======== TASK INPUT ========

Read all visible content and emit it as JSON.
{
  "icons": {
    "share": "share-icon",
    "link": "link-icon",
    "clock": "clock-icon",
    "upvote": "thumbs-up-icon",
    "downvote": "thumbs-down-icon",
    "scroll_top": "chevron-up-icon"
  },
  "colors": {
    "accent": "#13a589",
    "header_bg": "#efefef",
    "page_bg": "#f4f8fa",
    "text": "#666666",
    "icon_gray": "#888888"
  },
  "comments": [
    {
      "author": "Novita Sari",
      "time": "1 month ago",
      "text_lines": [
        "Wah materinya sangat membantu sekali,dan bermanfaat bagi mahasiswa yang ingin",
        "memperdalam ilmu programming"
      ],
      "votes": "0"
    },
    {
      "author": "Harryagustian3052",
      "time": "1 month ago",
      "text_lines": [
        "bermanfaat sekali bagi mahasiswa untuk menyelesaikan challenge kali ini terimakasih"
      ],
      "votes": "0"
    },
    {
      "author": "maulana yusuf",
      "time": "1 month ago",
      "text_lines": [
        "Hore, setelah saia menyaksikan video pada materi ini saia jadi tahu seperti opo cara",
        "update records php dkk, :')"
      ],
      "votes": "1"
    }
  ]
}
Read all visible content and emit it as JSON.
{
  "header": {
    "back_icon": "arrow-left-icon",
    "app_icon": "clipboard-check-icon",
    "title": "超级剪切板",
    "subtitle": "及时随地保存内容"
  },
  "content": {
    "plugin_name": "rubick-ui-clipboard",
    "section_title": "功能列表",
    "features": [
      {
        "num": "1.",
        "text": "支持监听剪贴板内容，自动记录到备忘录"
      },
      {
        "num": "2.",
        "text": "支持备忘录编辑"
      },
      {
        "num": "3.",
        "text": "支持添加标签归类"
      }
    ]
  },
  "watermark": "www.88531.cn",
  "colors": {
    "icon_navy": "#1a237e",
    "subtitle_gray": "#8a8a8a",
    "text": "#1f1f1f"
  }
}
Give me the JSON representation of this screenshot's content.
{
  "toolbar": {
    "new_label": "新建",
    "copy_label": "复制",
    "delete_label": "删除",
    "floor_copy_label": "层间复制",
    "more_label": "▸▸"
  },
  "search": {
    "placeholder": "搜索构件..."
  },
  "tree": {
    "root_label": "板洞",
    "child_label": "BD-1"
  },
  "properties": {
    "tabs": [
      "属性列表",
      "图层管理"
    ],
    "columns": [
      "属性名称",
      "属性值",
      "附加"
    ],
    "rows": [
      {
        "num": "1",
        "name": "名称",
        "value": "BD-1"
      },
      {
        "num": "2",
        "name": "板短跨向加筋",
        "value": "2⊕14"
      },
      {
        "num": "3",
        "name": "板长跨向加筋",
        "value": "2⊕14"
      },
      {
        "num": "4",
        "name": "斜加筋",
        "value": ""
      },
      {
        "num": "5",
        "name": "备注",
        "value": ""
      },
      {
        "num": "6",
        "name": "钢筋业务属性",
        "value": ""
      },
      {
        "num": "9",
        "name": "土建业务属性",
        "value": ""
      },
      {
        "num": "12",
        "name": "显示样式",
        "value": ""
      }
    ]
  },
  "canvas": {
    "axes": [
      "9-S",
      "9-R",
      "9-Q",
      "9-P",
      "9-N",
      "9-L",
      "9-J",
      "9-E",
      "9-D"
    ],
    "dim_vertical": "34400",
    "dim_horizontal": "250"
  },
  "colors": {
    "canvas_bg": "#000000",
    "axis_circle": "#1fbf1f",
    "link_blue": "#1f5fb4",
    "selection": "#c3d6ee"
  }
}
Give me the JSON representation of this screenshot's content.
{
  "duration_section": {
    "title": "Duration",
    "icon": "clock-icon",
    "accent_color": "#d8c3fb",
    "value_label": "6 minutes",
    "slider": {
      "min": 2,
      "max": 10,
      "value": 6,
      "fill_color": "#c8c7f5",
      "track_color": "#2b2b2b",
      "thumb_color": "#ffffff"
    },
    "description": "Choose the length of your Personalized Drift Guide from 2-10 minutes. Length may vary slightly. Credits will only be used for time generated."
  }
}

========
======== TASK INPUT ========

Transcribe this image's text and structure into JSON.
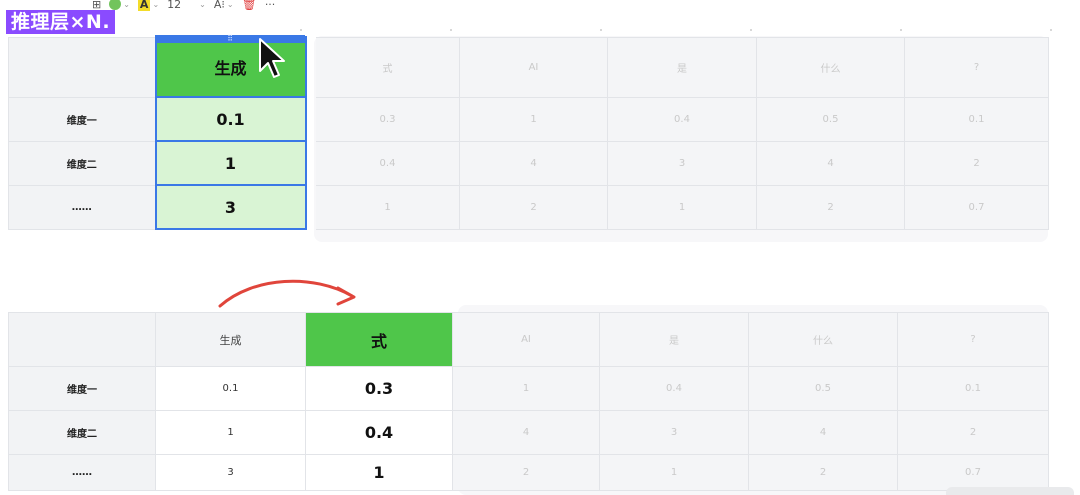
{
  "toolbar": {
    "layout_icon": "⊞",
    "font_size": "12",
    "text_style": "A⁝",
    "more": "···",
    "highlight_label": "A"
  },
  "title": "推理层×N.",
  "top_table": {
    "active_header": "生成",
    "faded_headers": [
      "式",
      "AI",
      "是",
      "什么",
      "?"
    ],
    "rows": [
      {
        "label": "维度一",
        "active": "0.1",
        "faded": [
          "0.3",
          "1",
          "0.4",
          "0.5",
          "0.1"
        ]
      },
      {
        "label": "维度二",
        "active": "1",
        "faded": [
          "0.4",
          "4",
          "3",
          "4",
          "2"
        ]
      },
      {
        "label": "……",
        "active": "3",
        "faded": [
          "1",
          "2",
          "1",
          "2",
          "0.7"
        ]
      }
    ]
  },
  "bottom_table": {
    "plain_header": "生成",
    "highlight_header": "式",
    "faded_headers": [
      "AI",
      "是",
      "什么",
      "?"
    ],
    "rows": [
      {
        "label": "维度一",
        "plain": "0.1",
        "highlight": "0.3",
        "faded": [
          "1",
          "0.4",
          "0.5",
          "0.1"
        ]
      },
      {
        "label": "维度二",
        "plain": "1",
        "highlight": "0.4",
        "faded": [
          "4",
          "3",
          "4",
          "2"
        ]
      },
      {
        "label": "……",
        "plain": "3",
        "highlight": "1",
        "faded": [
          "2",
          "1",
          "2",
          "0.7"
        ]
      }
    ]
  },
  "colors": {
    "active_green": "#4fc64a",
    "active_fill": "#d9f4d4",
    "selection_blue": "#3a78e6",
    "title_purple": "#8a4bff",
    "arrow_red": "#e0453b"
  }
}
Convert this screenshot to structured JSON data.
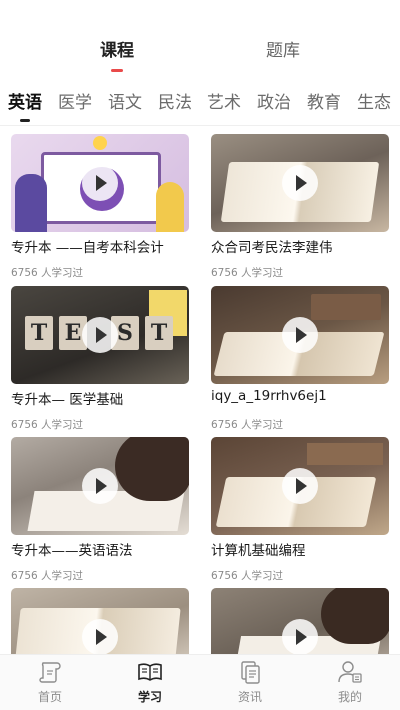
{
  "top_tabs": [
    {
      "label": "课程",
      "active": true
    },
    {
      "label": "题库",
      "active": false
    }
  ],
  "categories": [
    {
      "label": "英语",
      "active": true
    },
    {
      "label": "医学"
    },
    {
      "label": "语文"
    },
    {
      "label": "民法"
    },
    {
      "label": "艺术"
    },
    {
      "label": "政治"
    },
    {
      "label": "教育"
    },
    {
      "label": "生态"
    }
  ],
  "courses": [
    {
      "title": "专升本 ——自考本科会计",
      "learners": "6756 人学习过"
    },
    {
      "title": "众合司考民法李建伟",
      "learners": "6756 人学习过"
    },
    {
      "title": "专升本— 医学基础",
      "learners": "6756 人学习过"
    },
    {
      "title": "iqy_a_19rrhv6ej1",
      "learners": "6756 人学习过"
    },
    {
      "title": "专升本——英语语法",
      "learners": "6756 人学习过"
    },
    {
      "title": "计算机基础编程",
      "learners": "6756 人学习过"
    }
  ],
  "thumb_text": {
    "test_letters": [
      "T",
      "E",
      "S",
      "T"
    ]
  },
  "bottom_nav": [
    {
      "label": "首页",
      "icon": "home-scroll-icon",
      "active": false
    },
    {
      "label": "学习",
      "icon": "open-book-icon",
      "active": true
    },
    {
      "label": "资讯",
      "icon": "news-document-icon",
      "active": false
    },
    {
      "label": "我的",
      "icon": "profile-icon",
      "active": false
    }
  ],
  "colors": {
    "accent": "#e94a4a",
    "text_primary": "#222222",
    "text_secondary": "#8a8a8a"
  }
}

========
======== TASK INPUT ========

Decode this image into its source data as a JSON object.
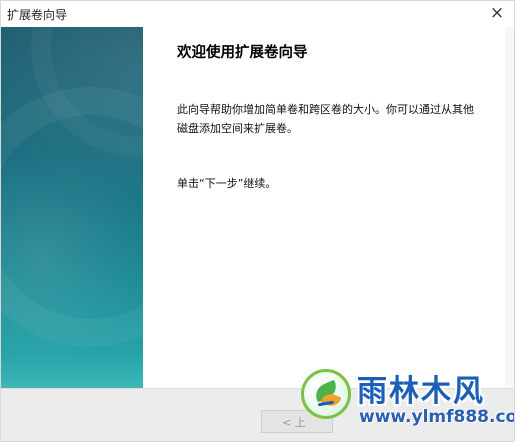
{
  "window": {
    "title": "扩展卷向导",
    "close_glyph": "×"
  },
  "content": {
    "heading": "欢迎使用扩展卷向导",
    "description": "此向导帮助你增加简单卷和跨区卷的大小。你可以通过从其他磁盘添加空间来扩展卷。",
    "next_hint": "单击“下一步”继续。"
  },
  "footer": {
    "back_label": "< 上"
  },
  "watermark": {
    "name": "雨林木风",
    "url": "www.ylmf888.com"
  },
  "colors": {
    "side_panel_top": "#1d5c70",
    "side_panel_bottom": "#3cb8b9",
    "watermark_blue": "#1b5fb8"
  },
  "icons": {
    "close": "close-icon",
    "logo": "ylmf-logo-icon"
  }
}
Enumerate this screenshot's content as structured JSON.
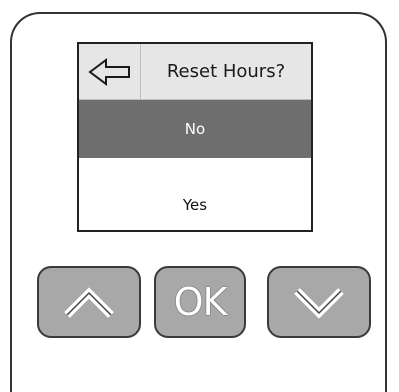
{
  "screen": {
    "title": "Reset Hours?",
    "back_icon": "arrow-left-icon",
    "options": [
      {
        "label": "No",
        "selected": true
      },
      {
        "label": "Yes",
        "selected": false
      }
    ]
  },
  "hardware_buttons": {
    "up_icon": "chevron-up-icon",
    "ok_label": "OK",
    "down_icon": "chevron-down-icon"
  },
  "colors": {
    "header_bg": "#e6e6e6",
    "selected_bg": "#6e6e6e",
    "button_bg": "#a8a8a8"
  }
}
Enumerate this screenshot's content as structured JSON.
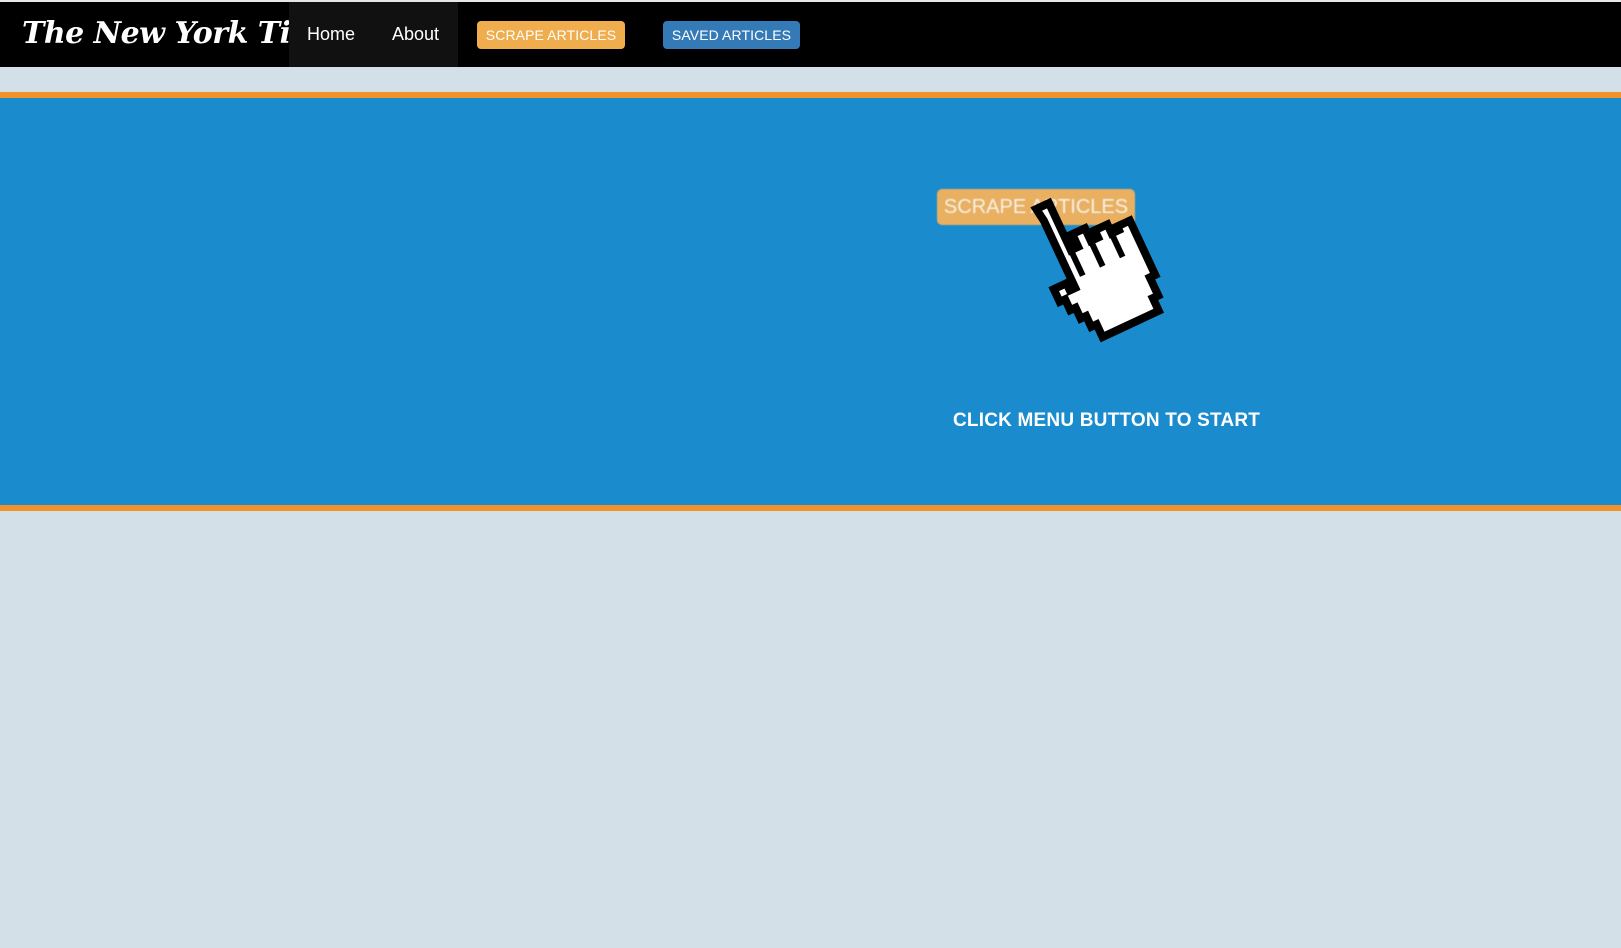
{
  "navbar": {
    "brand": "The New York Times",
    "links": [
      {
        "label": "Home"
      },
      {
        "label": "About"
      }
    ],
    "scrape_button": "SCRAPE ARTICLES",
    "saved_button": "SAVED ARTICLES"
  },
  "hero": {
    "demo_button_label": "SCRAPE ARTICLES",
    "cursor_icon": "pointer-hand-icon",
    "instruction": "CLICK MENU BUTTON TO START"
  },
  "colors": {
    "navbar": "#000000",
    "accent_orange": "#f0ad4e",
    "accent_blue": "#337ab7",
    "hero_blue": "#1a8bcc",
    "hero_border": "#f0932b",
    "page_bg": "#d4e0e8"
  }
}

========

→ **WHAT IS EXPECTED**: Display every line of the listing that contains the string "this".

→ **RESPONSE BELOW**:
Give me the JSON representation of this screenshot's content.
Give me the JSON representation of this screenshot's content.
Transcribe this image's text and structure into JSON.
Convert this screenshot to structured JSON data.
Decode this image into its source data as a JSON object.
Enumerate this screenshot's content as structured JSON.
Enumerate this screenshot's content as structured JSON.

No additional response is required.